@ 2018-01-20 23:14:00
|Entry tags:||*log, julia langdale, nishka bariss|
Who: Julia L & Nishka Bariss
Where: The Cat, late evening.
The week was coming to its end. There would be a large, expensive car waiting at the edge of town tomorrow evening. Dusk would come and with it the car and back to a city that smoked Julia's senses ash-black and scorched white. The week was at a close and she left the sugar-pink trailer behind her and the quiet hush of the woods. Snap-black twigs under faded primrose sneakers that were older than cars and cities and suits that hung in climate-controlled closets, but had never been worn for longer than a summer in eight years. In the trailer was a blush-colored skirt and a cream sweater loose at the cuffs and tight at the throat and a pair of perfectly beige shoes with lipstick-red soles. There were a number of items of clothes tucked away in the wire-mesh cupboards that belonged to the city, and Julia wore one now. A cashmere coat in navy, and underneath she wore Walmart yellow and cream cardigan that dangled around the knees of worn denim.
If the week was going to end it was better to go out knowing something instead of nothing. She had hidden in the woods for a week until the clenched-fist feeling faded. She had hidden in the woods because she was hiding and once upon a time she hid from nothing, walked toward it open-armed. It was deliberate, the walk from the woods until the lights of the town were a fairy-net and then they were windows and doors and a late night in a place small enough people knew the gossip. Julia's smile was summer's last gleam as she caught the glimmer of music on a door's open-and-slam.
The familiar sensation wrapped a casual hand around her nerve-endings and squeezed but this late at night, the pressure was lesser. She had worse, and Julia walked through the door to the music and the tiny place full of people and lingered by the door for a full minute taking it in as she unbuttoned the coat, wraith-wild hair and a smile that turned up by degrees and the only flicker was the lights very briefly before they were consistent. Good. She just couldn't get good and drunk, the way she wished she could. Not without taking a black-out to a town that would notice.

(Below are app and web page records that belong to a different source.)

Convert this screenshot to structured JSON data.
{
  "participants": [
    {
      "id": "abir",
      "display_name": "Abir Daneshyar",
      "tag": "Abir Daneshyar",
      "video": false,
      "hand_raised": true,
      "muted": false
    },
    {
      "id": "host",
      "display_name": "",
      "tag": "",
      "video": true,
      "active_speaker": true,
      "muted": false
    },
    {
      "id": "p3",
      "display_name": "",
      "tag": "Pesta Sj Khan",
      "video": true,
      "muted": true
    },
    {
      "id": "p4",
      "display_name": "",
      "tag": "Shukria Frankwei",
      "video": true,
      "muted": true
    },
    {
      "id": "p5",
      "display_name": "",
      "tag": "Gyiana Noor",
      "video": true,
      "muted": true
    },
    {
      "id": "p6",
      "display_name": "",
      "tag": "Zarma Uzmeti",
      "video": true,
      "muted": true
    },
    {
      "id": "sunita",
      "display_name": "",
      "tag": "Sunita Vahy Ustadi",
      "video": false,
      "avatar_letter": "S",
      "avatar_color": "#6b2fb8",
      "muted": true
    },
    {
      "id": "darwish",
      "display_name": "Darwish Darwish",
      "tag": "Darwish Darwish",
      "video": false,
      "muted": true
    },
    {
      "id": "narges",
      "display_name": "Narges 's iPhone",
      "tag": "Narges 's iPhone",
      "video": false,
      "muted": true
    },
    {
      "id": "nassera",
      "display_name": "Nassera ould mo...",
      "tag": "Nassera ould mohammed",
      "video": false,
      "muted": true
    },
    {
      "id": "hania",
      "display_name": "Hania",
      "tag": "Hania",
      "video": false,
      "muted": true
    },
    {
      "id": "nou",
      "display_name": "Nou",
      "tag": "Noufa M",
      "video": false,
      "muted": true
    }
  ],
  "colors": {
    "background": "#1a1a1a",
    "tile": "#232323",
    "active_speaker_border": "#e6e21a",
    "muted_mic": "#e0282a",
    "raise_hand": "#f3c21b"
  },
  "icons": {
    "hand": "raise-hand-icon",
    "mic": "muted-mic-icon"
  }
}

She sat at the bar, where her elbows were jammed against her sides and she spread cashmere over her knee and put Walmart-yellow elbows on the bar-top, wrists twined in leather and ordered whatever was nearest and on tap.